A Soft Place to Land
Touchstone, Simon & Schuster 2010
A Soft Place to Land is a realistic novel that spans almost two decades from 1993 to 2009, and is about the emotional trial of two sisters, Ruthie and Julia, who at ages 13 and 16 discover their parents dead after a fatal plane crash over the Grand Canyon. While Ruthie and Julia love each other more than anything, they are seperated by the contents of their parents will, stating Julia live with her biological father and Ruthie to live in San Francisco with her Aunt Mimi and her Uncle Robert. While the distance and their parents' accident keeps them apart, mentally and physically, they both eventually grow up, Ruthie discovering a life of cooking and of the Berkely campus, and Julia unveiling her passion for writing after a childhood of drugs and scandal. Though will they forgive each other after a second accident throws them apart once more? While Susan Rebecca White's language and voice is both entertaining and beautiful, the plot turning and twisting with unexpected surprises, beauty, and hope, and the flashbacks of the sisters successfully contributing to the story, I thought that A Soft Place to Land lacked the character development that is usually desperately needed for a realistic novel like this one. Ruthie, a seventh grader at the beginning of the book, who was one of the goodie goodie students, a girl who wanted to impress her teachers and always turned in her homework in time, eventually becomes an irresponsible teenager and also loses much of her personality as she grows up. Although I know her parents' death must have affected this greatly, I thought that Susan Rebecca White should have showed us more of this change instead of quickly zipping to the future, and not showing us how this Ruthie came to be. I also thought that the character of Julia, Ruthie's older half sister, was poorly portrayed as we only looked through her thoughts in a few chapters of the book. However, while those few chapters did shine brightly and contributed much, I thought that Julia through her own eyes should've been seen in a few more pages of the book. While character development needs much more, the plot was excellent, except for the author's tendency to make some passages much slower than others, causing me to get bored at some points while the chapter before I was up and involved with the story.
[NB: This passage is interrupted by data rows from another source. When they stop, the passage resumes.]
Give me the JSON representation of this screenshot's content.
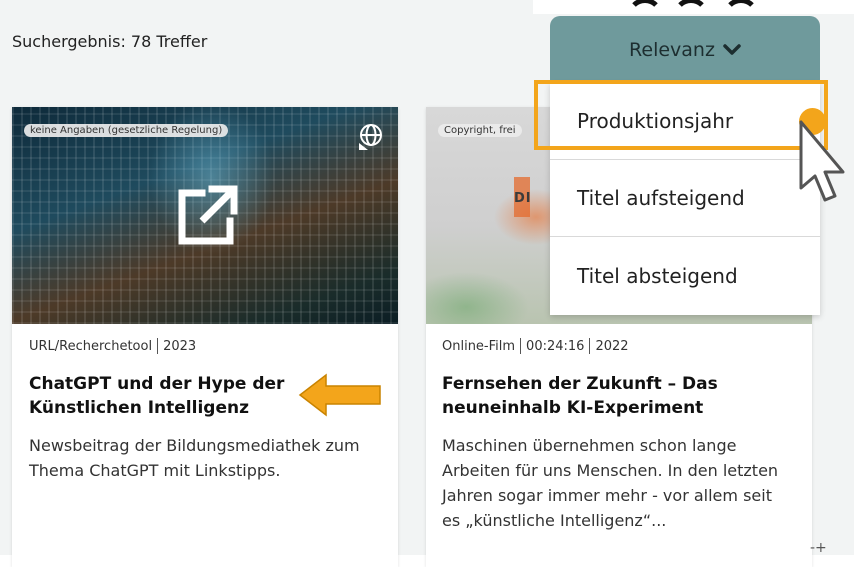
{
  "results": {
    "count_text": "Suchergebnis: 78 Treffer"
  },
  "sort": {
    "selected": "Relevanz",
    "options": [
      "Produktionsjahr",
      "Titel aufsteigend",
      "Titel absteigend"
    ]
  },
  "cards": [
    {
      "copyright": "keine Angaben (gesetzliche Regelung)",
      "type": "URL/Recherchetool",
      "year": "2023",
      "title": "ChatGPT und der Hype der Künstlichen Intelligenz",
      "description": "Newsbeitrag der Bildungsmediathek zum Thema ChatGPT mit Linkstipps.",
      "icons": [
        "web-icon",
        "external-link-icon"
      ]
    },
    {
      "copyright": "Copyright, frei",
      "type": "Online-Film",
      "duration": "00:24:16",
      "year": "2022",
      "title": "Fernsehen der Zukunft – Das neuneinhalb KI-Experiment",
      "description": "Maschinen übernehmen schon lange Arbeiten für uns Menschen. In den letzten Jahren sogar immer mehr - vor allem seit es „künstliche Intelligenz“...",
      "thumb_text": "DI"
    }
  ],
  "colors": {
    "accent": "#f3a51b",
    "sort_button": "#6f9a9c"
  }
}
Overall, most of the book was enjoyable and readable, except for these few points.
Rating: 3 Readable